• INSTRUCTIONS FOR THE TASK
Which lines in the records below contain the word "localhost"? Report each of them.

• Items from an interface collection
=-=-=

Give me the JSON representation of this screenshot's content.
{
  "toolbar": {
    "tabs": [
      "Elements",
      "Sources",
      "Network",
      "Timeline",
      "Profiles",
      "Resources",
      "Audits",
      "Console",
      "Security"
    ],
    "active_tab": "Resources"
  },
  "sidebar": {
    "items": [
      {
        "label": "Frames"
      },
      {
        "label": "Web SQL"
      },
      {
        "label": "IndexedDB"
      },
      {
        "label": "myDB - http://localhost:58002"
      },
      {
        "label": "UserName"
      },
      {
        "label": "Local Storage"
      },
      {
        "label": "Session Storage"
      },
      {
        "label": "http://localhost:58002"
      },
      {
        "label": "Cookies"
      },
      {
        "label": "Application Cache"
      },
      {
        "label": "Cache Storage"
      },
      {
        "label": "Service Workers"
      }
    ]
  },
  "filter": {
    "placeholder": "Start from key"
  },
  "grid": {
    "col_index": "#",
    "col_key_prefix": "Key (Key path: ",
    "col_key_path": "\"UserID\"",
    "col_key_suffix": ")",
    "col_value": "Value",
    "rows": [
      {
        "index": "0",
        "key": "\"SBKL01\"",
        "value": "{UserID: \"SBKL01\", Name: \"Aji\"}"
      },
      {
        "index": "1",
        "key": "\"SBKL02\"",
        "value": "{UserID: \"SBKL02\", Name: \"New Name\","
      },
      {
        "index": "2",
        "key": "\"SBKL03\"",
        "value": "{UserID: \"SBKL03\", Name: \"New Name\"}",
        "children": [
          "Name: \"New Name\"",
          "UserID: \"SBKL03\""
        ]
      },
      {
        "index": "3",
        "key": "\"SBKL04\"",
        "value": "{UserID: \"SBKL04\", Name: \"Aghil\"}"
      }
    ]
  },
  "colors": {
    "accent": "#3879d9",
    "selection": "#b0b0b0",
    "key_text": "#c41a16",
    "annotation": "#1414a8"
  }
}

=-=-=

• OUTPUT FOR THIS EXERCISE
        "label": "myDB - http://localhost:58002"
        "label": "http://localhost:58002"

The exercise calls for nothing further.